START EXTRACTED DATA
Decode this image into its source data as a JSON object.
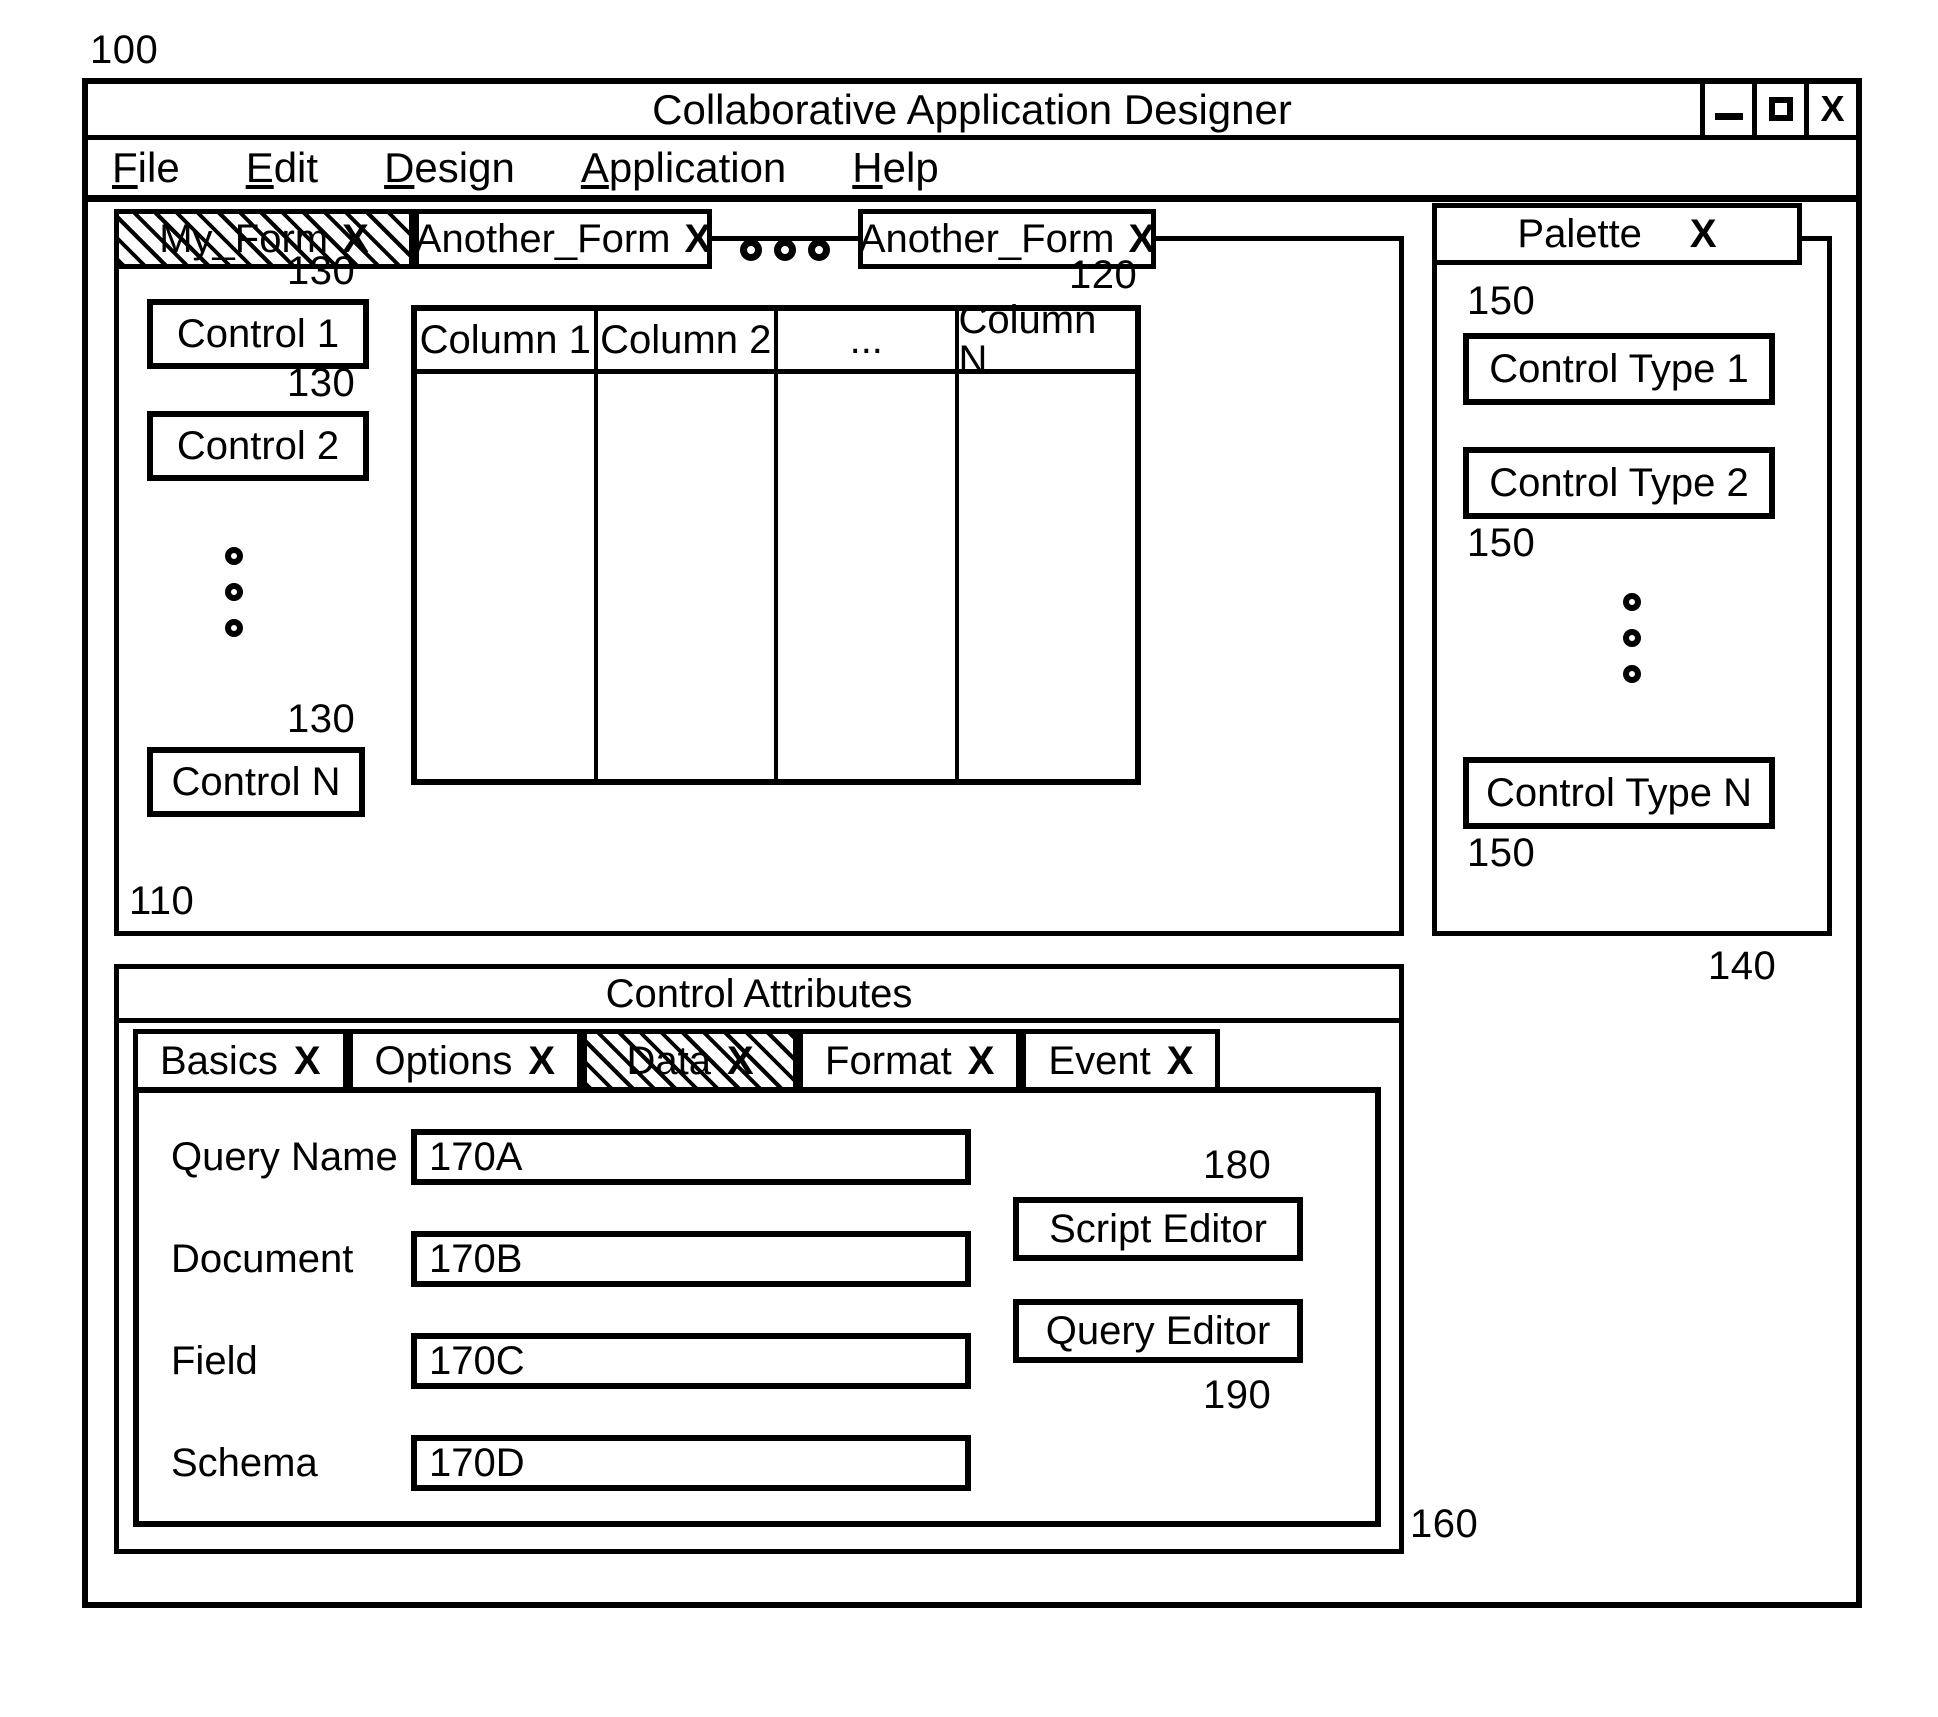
{
  "figure": {
    "root_ref": "100",
    "form_panel_ref": "110",
    "table_ref": "120",
    "control_ref": "130",
    "palette_panel_ref": "140",
    "palette_item_ref": "150",
    "attributes_panel_ref": "160",
    "script_editor_ref": "180",
    "query_editor_ref": "190"
  },
  "window": {
    "title": "Collaborative Application Designer",
    "controls": {
      "minimize": "—",
      "maximize": "□",
      "close": "X"
    }
  },
  "menu": {
    "items": [
      {
        "accel": "F",
        "rest": "ile"
      },
      {
        "accel": "E",
        "rest": "dit"
      },
      {
        "accel": "D",
        "rest": "esign"
      },
      {
        "accel": "A",
        "rest": "pplication"
      },
      {
        "accel": "H",
        "rest": "elp"
      }
    ]
  },
  "form_tabs": {
    "tabs": [
      {
        "label": "My_Form",
        "close": "X",
        "selected": true
      },
      {
        "label": "Another_Form",
        "close": "X",
        "selected": false
      },
      {
        "label": "Another_Form",
        "close": "X",
        "selected": false
      }
    ],
    "ellipsis": "○○○"
  },
  "form_panel": {
    "controls": [
      {
        "label": "Control 1",
        "ref": "130"
      },
      {
        "label": "Control 2",
        "ref": "130"
      },
      {
        "label": "Control N",
        "ref": "130"
      }
    ]
  },
  "data_table": {
    "ref": "120",
    "columns": [
      "Column 1",
      "Column 2",
      "...",
      "Column N"
    ],
    "rows": []
  },
  "palette": {
    "title": "Palette",
    "close": "X",
    "panel_ref": "140",
    "items": [
      {
        "label": "Control Type 1",
        "ref": "150"
      },
      {
        "label": "Control Type 2",
        "ref": "150"
      },
      {
        "label": "Control Type N",
        "ref": "150"
      }
    ]
  },
  "attributes": {
    "title": "Control Attributes",
    "panel_ref": "160",
    "tabs": [
      {
        "label": "Basics",
        "close": "X",
        "selected": false
      },
      {
        "label": "Options",
        "close": "X",
        "selected": false
      },
      {
        "label": "Data",
        "close": "X",
        "selected": true
      },
      {
        "label": "Format",
        "close": "X",
        "selected": false
      },
      {
        "label": "Event",
        "close": "X",
        "selected": false
      }
    ],
    "fields": [
      {
        "label": "Query Name",
        "value": "170A"
      },
      {
        "label": "Document",
        "value": "170B"
      },
      {
        "label": "Field",
        "value": "170C"
      },
      {
        "label": "Schema",
        "value": "170D"
      }
    ],
    "buttons": [
      {
        "label": "Script Editor",
        "ref": "180"
      },
      {
        "label": "Query Editor",
        "ref": "190"
      }
    ]
  }
}
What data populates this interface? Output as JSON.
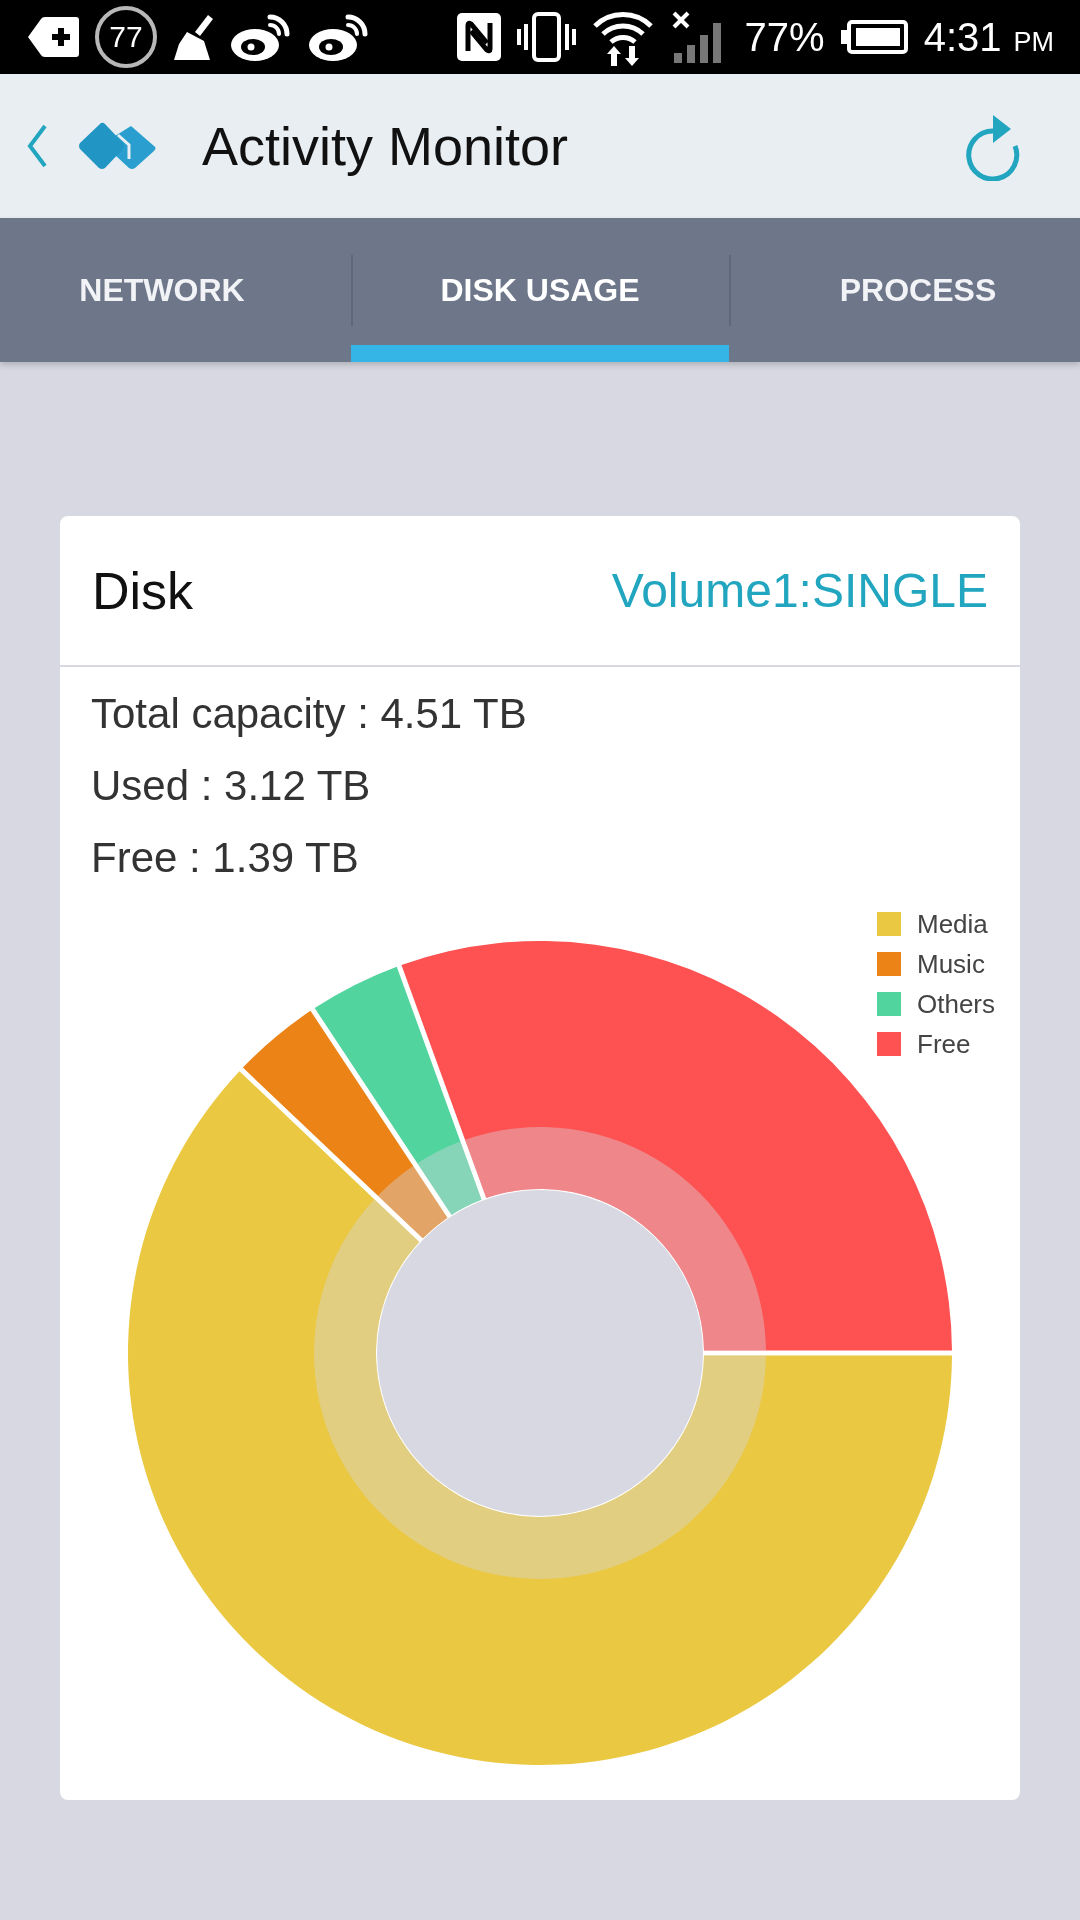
{
  "status_bar": {
    "badge": "77",
    "battery": "77%",
    "time": "4:31",
    "meridiem": "PM"
  },
  "app_bar": {
    "title": "Activity Monitor"
  },
  "tabs": [
    {
      "label": "NETWORK",
      "selected": false
    },
    {
      "label": "DISK USAGE",
      "selected": true
    },
    {
      "label": "PROCESS",
      "selected": false
    }
  ],
  "disk_card": {
    "title": "Disk",
    "volume": "Volume1:SINGLE",
    "stats": [
      "Total capacity : 4.51 TB",
      "Used : 3.12 TB",
      "Free : 1.39 TB"
    ],
    "legend": [
      {
        "label": "Media",
        "color": "#eac841"
      },
      {
        "label": "Music",
        "color": "#eb8316"
      },
      {
        "label": "Others",
        "color": "#52d49e"
      },
      {
        "label": "Free",
        "color": "#fe5151"
      }
    ]
  }
}
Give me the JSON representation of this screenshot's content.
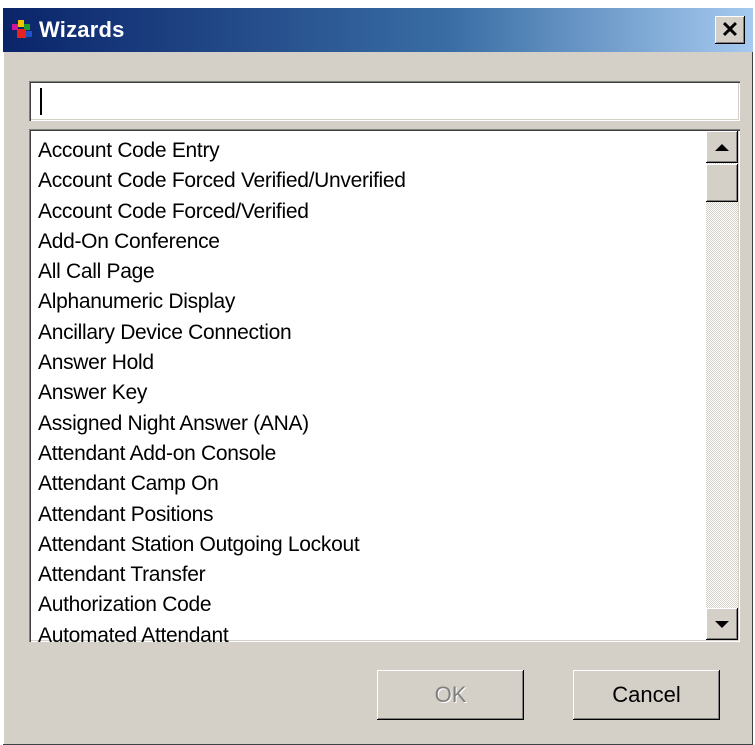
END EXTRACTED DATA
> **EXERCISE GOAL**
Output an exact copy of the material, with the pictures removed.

> **EXERCISE ANSWER**
Decode this image into its source data as a JSON object.
{
  "figure": {
    "root_ref": "100",
    "form_panel_ref": "110",
    "table_ref": "120",
    "control_ref": "130",
    "palette_panel_ref": "140",
    "palette_item_ref": "150",
    "attributes_panel_ref": "160",
    "script_editor_ref": "180",
    "query_editor_ref": "190"
  },
  "window": {
    "title": "Collaborative Application Designer",
    "controls": {
      "minimize": "—",
      "maximize": "□",
      "close": "X"
    }
  },
  "menu": {
    "items": [
      {
        "accel": "F",
        "rest": "ile"
      },
      {
        "accel": "E",
        "rest": "dit"
      },
      {
        "accel": "D",
        "rest": "esign"
      },
      {
        "accel": "A",
        "rest": "pplication"
      },
      {
        "accel": "H",
        "rest": "elp"
      }
    ]
  },
  "form_tabs": {
    "tabs": [
      {
        "label": "My_Form",
        "close": "X",
        "selected": true
      },
      {
        "label": "Another_Form",
        "close": "X",
        "selected": false
      },
      {
        "label": "Another_Form",
        "close": "X",
        "selected": false
      }
    ],
    "ellipsis": "○○○"
  },
  "form_panel": {
    "controls": [
      {
        "label": "Control 1",
        "ref": "130"
      },
      {
        "label": "Control 2",
        "ref": "130"
      },
      {
        "label": "Control N",
        "ref": "130"
      }
    ]
  },
  "data_table": {
    "ref": "120",
    "columns": [
      "Column 1",
      "Column 2",
      "...",
      "Column N"
    ],
    "rows": []
  },
  "palette": {
    "title": "Palette",
    "close": "X",
    "panel_ref": "140",
    "items": [
      {
        "label": "Control Type 1",
        "ref": "150"
      },
      {
        "label": "Control Type 2",
        "ref": "150"
      },
      {
        "label": "Control Type N",
        "ref": "150"
      }
    ]
  },
  "attributes": {
    "title": "Control Attributes",
    "panel_ref": "160",
    "tabs": [
      {
        "label": "Basics",
        "close": "X",
        "selected": false
      },
      {
        "label": "Options",
        "close": "X",
        "selected": false
      },
      {
        "label": "Data",
        "close": "X",
        "selected": true
      },
      {
        "label": "Format",
        "close": "X",
        "selected": false
      },
      {
        "label": "Event",
        "close": "X",
        "selected": false
      }
    ],
    "fields": [
      {
        "label": "Query Name",
        "value": "170A"
      },
      {
        "label": "Document",
        "value": "170B"
      },
      {
        "label": "Field",
        "value": "170C"
      },
      {
        "label": "Schema",
        "value": "170D"
      }
    ],
    "buttons": [
      {
        "label": "Script Editor",
        "ref": "180"
      },
      {
        "label": "Query Editor",
        "ref": "190"
      }
    ]
  }
}
What data populates this interface? Output as JSON.
{
  "status_bar": {
    "badge": "77",
    "battery": "77%",
    "time": "4:31",
    "meridiem": "PM"
  },
  "app_bar": {
    "title": "Activity Monitor"
  },
  "tabs": [
    {
      "label": "NETWORK",
      "selected": false
    },
    {
      "label": "DISK USAGE",
      "selected": true
    },
    {
      "label": "PROCESS",
      "selected": false
    }
  ],
  "disk_card": {
    "title": "Disk",
    "volume": "Volume1:SINGLE",
    "stats": [
      "Total capacity : 4.51 TB",
      "Used : 3.12 TB",
      "Free : 1.39 TB"
    ],
    "legend": [
      {
        "label": "Media",
        "color": "#eac841"
      },
      {
        "label": "Music",
        "color": "#eb8316"
      },
      {
        "label": "Others",
        "color": "#52d49e"
      },
      {
        "label": "Free",
        "color": "#fe5151"
      }
    ]
  }
}
Give me the JSON representation of this screenshot's content.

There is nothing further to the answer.